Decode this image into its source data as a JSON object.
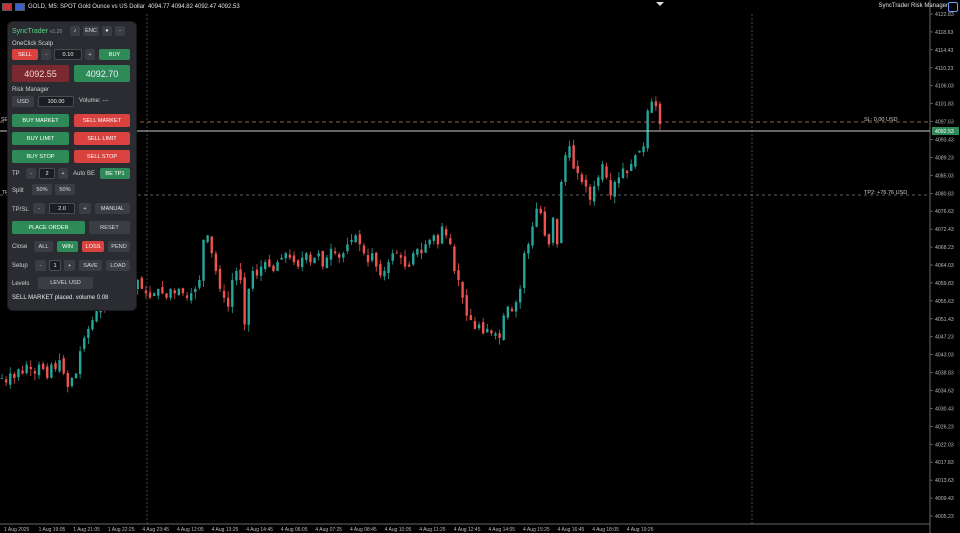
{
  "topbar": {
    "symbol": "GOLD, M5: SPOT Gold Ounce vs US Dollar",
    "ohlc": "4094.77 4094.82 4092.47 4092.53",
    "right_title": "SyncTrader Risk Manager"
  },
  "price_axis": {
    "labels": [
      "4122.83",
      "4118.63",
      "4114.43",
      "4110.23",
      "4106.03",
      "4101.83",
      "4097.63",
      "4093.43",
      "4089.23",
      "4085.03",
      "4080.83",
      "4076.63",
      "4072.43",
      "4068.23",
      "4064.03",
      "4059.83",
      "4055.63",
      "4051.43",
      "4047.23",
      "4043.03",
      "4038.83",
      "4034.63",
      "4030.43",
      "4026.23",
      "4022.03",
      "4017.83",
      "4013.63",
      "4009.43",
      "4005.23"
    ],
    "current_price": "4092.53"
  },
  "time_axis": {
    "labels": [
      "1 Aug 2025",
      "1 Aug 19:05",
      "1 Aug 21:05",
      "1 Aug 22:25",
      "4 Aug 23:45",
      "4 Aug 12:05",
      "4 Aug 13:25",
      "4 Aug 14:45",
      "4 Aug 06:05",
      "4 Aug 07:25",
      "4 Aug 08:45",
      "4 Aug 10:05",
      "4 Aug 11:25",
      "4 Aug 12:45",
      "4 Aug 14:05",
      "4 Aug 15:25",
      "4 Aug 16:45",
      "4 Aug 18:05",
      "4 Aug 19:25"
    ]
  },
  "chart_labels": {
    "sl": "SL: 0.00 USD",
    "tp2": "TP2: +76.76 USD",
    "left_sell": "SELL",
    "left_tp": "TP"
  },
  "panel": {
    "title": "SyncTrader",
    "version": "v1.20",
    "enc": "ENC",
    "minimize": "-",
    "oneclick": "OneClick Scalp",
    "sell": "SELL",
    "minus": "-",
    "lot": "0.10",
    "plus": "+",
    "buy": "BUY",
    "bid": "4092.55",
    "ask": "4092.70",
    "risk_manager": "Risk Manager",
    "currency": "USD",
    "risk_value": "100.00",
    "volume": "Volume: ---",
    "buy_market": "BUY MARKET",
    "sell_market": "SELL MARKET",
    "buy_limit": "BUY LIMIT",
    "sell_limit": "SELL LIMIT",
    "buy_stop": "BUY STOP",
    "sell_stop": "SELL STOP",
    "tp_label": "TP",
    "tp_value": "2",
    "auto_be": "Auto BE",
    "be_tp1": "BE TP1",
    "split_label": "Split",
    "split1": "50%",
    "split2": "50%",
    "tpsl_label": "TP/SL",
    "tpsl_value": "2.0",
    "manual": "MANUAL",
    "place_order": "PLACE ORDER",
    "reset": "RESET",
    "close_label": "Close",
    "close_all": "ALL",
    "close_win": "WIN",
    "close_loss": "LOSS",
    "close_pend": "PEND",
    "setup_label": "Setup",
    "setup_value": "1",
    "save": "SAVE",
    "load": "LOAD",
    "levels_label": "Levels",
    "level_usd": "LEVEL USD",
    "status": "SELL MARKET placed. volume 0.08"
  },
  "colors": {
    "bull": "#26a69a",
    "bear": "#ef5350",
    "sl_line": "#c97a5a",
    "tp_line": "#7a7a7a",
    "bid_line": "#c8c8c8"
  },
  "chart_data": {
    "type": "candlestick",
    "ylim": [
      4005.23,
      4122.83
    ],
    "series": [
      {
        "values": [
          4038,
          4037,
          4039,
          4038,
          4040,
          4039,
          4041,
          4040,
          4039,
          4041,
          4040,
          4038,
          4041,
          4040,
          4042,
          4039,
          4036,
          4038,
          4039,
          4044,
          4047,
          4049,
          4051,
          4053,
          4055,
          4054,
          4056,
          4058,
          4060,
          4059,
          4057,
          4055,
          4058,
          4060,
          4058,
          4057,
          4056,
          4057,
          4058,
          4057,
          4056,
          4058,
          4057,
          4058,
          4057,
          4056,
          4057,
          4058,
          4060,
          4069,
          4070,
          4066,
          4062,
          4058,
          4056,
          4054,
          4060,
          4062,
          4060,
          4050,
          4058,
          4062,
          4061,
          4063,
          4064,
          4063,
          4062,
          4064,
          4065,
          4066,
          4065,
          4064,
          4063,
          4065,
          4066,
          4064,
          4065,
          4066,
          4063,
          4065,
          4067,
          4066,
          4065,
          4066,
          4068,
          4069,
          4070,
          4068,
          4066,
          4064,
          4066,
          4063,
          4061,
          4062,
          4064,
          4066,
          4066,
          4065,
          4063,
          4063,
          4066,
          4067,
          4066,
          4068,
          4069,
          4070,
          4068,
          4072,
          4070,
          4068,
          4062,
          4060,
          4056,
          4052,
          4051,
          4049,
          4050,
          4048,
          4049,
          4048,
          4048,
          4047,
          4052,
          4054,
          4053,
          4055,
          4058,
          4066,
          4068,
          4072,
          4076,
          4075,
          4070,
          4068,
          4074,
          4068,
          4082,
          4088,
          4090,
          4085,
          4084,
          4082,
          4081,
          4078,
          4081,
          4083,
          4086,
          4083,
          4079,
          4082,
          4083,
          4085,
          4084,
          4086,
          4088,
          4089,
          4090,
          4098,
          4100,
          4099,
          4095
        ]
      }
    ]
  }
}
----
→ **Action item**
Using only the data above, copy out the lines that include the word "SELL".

→ **Answer section**
    "left_sell": "SELL",
    "sell": "SELL",
    "sell_market": "SELL MARKET",
    "sell_limit": "SELL LIMIT",
    "sell_stop": "SELL STOP",
    "status": "SELL MARKET placed. volume 0.08"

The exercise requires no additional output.